Jeb Bush Discusses Education in Campaign Announcement

Photo credit: Gage Skidmore (CC-By-SA 2.0)

Photo credit: Gage Skidmore (CC-By-SA 2.0)

On Monday former Florida Governor Jeb Bush announced that he was running for President making him the 11th (Donald Trump became the 12th today) Republican to jump into the 2016 race.

Unsurprisingly education was part of his announcement speech.  Here is what he had to say on the topic:

After we reformed education in Florida, low-income student achievement improved here more than in any other state.

We stopped processing kids along as if we didn’t care – because we do care, and you don’t show that by counting out anyone’s child. You give them all a chance.

Here’s what I believe.

When a school is just another dead end, every parent should have the right to send their child to a better school – public, private, or charter.

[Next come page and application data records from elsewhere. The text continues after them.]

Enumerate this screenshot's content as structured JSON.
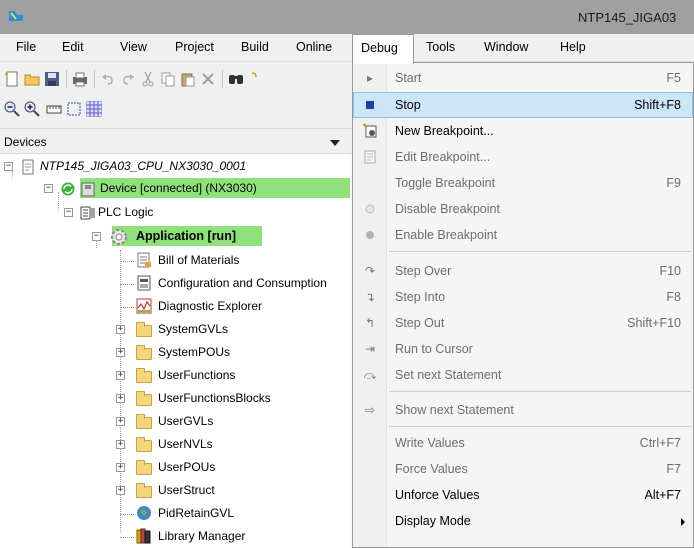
{
  "window": {
    "title": "NTP145_JIGA03"
  },
  "menubar": {
    "items": [
      "File",
      "Edit",
      "View",
      "Project",
      "Build",
      "Online",
      "Debug",
      "Tools",
      "Window",
      "Help"
    ],
    "active": "Debug"
  },
  "panel": {
    "title": "Devices"
  },
  "tree": {
    "root": "NTP145_JIGA03_CPU_NX3030_0001",
    "device": "Device [connected] (NX3030)",
    "plc_logic": "PLC Logic",
    "application": "Application [run]",
    "app_children": [
      "Bill of Materials",
      "Configuration and Consumption",
      "Diagnostic Explorer",
      "SystemGVLs",
      "SystemPOUs",
      "UserFunctions",
      "UserFunctionsBlocks",
      "UserGVLs",
      "UserNVLs",
      "UserPOUs",
      "UserStruct",
      "PidRetainGVL",
      "Library Manager"
    ]
  },
  "debug_menu": [
    {
      "label": "Start",
      "shortcut": "F5",
      "icon": "play-icon",
      "disabled": true
    },
    {
      "label": "Stop",
      "shortcut": "Shift+F8",
      "icon": "stop-icon",
      "hover": true
    },
    {
      "label": "New Breakpoint...",
      "shortcut": "",
      "icon": "new-breakpoint-icon"
    },
    {
      "label": "Edit Breakpoint...",
      "shortcut": "",
      "icon": "edit-breakpoint-icon",
      "disabled": true
    },
    {
      "label": "Toggle Breakpoint",
      "shortcut": "F9",
      "icon": "",
      "disabled": true
    },
    {
      "label": "Disable Breakpoint",
      "shortcut": "",
      "icon": "breakpoint-disabled-icon",
      "disabled": true
    },
    {
      "label": "Enable Breakpoint",
      "shortcut": "",
      "icon": "breakpoint-icon",
      "disabled": true
    },
    {
      "label": "Step Over",
      "shortcut": "F10",
      "icon": "step-over-icon",
      "disabled": true
    },
    {
      "label": "Step Into",
      "shortcut": "F8",
      "icon": "step-into-icon",
      "disabled": true
    },
    {
      "label": "Step Out",
      "shortcut": "Shift+F10",
      "icon": "step-out-icon",
      "disabled": true
    },
    {
      "label": "Run to Cursor",
      "shortcut": "",
      "icon": "run-to-cursor-icon",
      "disabled": true
    },
    {
      "label": "Set next Statement",
      "shortcut": "",
      "icon": "set-next-statement-icon",
      "disabled": true
    },
    {
      "label": "Show next Statement",
      "shortcut": "",
      "icon": "show-next-statement-icon",
      "disabled": true
    },
    {
      "label": "Write Values",
      "shortcut": "Ctrl+F7",
      "icon": "",
      "disabled": true
    },
    {
      "label": "Force Values",
      "shortcut": "F7",
      "icon": "",
      "disabled": true
    },
    {
      "label": "Unforce Values",
      "shortcut": "Alt+F7",
      "icon": ""
    },
    {
      "label": "Display Mode",
      "shortcut": "",
      "icon": "",
      "submenu": true
    }
  ],
  "colors": {
    "running_highlight": "#8fe27a",
    "menu_hover": "#cde6f7",
    "stop_icon": "#2040a0"
  }
}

Every school should have high standards, and the federal government should have nothing to do with setting them.

Nationwide, if I am president, we will take the power of choice away from the unions and bureaucrats and give it back to parents.

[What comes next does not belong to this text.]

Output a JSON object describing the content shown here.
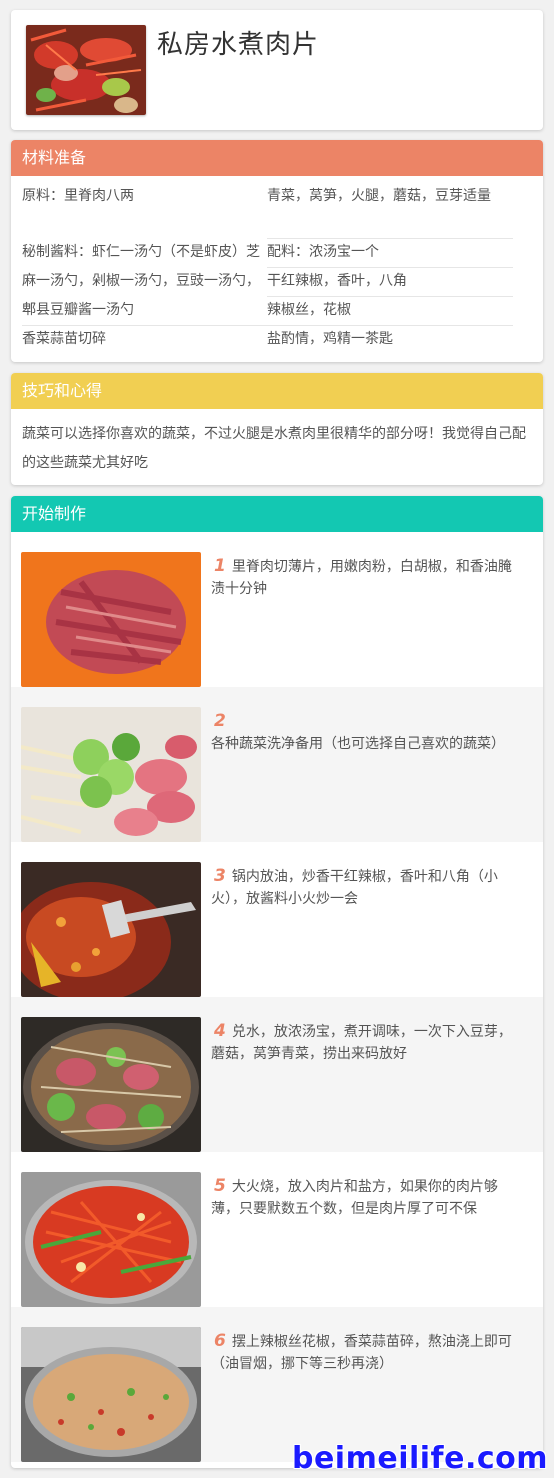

We made sure of something else in Florida – that children with developmental challenges got schooling and caring attention, just like every other girl and boy. We didn’t leave them last in line. We put them first in line because they are not a problem. They are a priority. (Emphasis mine)

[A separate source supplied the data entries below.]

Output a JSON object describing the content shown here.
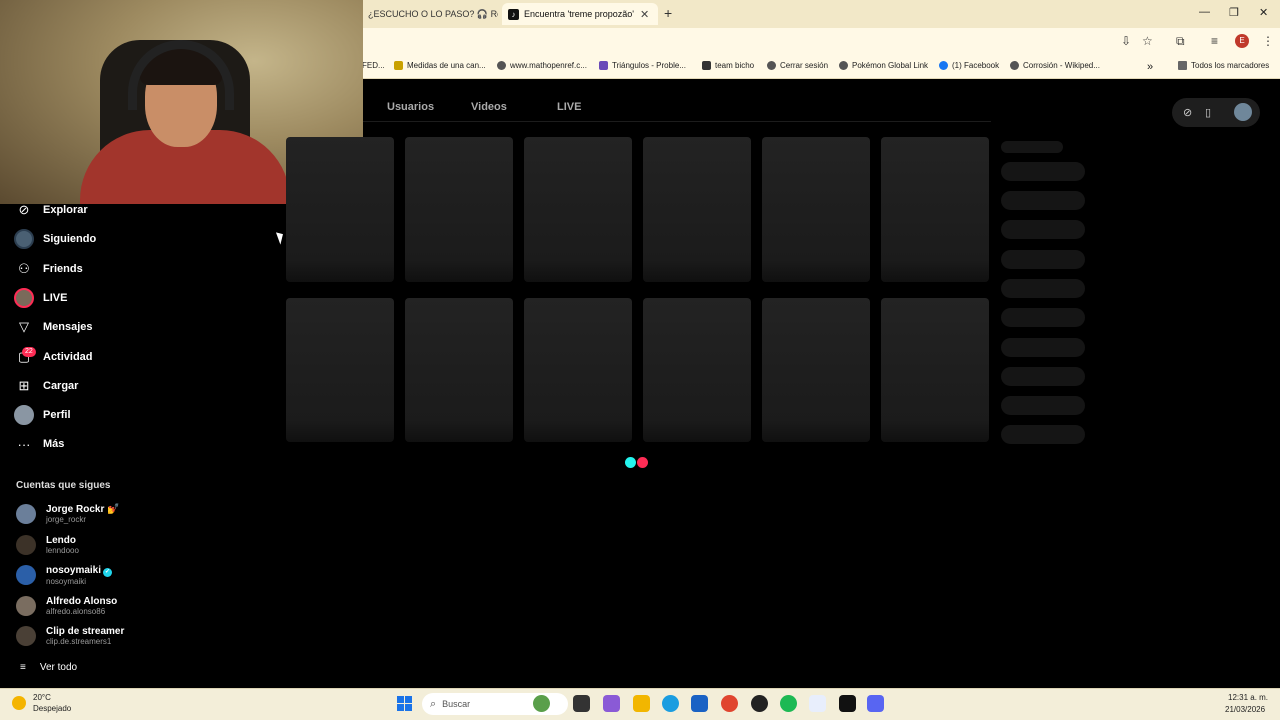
{
  "browser": {
    "tabs": [
      {
        "label": "¿ESCUCHO O LO PASO? 🎧 Rea",
        "active": false
      },
      {
        "label": "Encuentra 'treme propozão' en",
        "active": true
      }
    ],
    "close_glyph": "✕",
    "new_tab_glyph": "+",
    "window_controls": [
      "—",
      "❐",
      "✕"
    ],
    "toolbar_icons": [
      "install-icon",
      "star-icon",
      "extensions-icon",
      "media-icon",
      "profile-icon",
      "menu-icon"
    ],
    "toolbar_glyphs": [
      "⇩",
      "☆",
      "⧉",
      "≡",
      "⋮"
    ],
    "profile_letter": "E",
    "bookmarks": [
      "FED...",
      "Medidas de una can...",
      "www.mathopenref.c...",
      "Triángulos - Proble...",
      "team bicho",
      "Cerrar sesión",
      "Pokémon Global Link",
      "(1) Facebook",
      "Corrosión - Wikiped..."
    ],
    "bookmarks_overflow": "»",
    "all_bookmarks": "Todos los marcadores"
  },
  "search_tabs": [
    "Usuarios",
    "Videos",
    "LIVE"
  ],
  "sidebar": {
    "items": [
      {
        "label": "Explorar",
        "icon": "compass-icon",
        "glyph": "⊘"
      },
      {
        "label": "Siguiendo",
        "icon": "avatar"
      },
      {
        "label": "Friends",
        "icon": "friends-icon",
        "glyph": "⚇"
      },
      {
        "label": "LIVE",
        "icon": "live-avatar"
      },
      {
        "label": "Mensajes",
        "icon": "send-icon",
        "glyph": "▽"
      },
      {
        "label": "Actividad",
        "icon": "inbox-icon",
        "glyph": "▢"
      },
      {
        "label": "Cargar",
        "icon": "upload-icon",
        "glyph": "⊞"
      },
      {
        "label": "Perfil",
        "icon": "avatar"
      },
      {
        "label": "Más",
        "icon": "more-icon",
        "glyph": "···"
      }
    ],
    "activity_badge": "22",
    "following_title": "Cuentas que sigues",
    "accounts": [
      {
        "name": "Jorge Rockr",
        "user": "jorge_rockr",
        "verified": false,
        "emoji": "💅"
      },
      {
        "name": "Lendo",
        "user": "lenndooo",
        "verified": false,
        "emoji": ""
      },
      {
        "name": "nosoymaiki",
        "user": "nosoymaiki",
        "verified": true,
        "emoji": ""
      },
      {
        "name": "Alfredo Alonso",
        "user": "alfredo.alonso86",
        "verified": false,
        "emoji": ""
      },
      {
        "name": "Clip de streamer",
        "user": "clip.de.streamers1",
        "verified": false,
        "emoji": ""
      }
    ],
    "see_all": "Ver todo",
    "see_all_glyph": "≡"
  },
  "taskbar": {
    "weather_temp": "20°C",
    "weather_desc": "Despejado",
    "search_placeholder": "Buscar",
    "search_glyph": "⌕",
    "time": "12:31 a. m.",
    "date": "21/03/2026"
  },
  "colors": {
    "accent_cyan": "#25f4ee",
    "accent_red": "#fe2c55",
    "background": "#000000"
  }
}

This is the approach he has been taking ever since he began to consider a run for President.  This isn’t a repudiation of the Common Core.  It’s just stating a talking point everyone can agree with.  Who doesn’t want high standards?  The problem with his statement on Feds setting standards is he still favors federal assessment and accountability mandates.  He didn’t express concern about Race to the Top at the time it was implemented.  Sure he doesn’t like the Feds setting standards, but it is ok to coerce them through the power of the purse and other mandates?

 

Tom Latham: Bring Back Control and Power of Education to State and School Districts

latham-interviewI had the opportunity to recently interview Congressman Tom Latham (R-IA) for Caffeinated Thoughts.  He is running against Congressman Leonard Boswell (D-IA) in Iowa’s newly drawn 3rd Congressional District.  We had a chance to discuss Federal involvement in education.

“No Child Left Behind was an experiment with great intentions that hasn’t worked because of the way it was implemented.”  Latham said he was ok with Federal assistance for disabled children who received Title I, but was concerned about their breadth of involvement:

…to have the federal government try to dictate what curriculum is at that level and what they can or cannot do – local school districts get maybe 5 to 6 percent of their revenue from the federal government but about 70 to 80 percent of the regulations come from the federal government.  It is cumbersome to deal with.

I also asked him about District Race to the Top:

It dramatically expands the role of the Federal government.  They are going to be writing the grant applications based on what the rules that come out of Washington rather than what the needs are here at home, and that is of great concern…  I really think that we’ve got to bring the power and control back to the state and certainly the local school district.  That has been the strength of education in Iowa ever since they settled here in Iowa.  The first thing they did was build a church.  The second thing they did when they settled was build a school.

Tom Pauken on the Decentralization of Discretionary Spending

Tom Pauken, author of Bringing America Home and chair of the Texas Workforce Commission, discussed the decentralization of discretionary spending during a speech at the Eastside Conservative Club in Altoona, IA.  He mainly discusses education spending.

Texans seem to understand the federalist position in regards to education intuitively.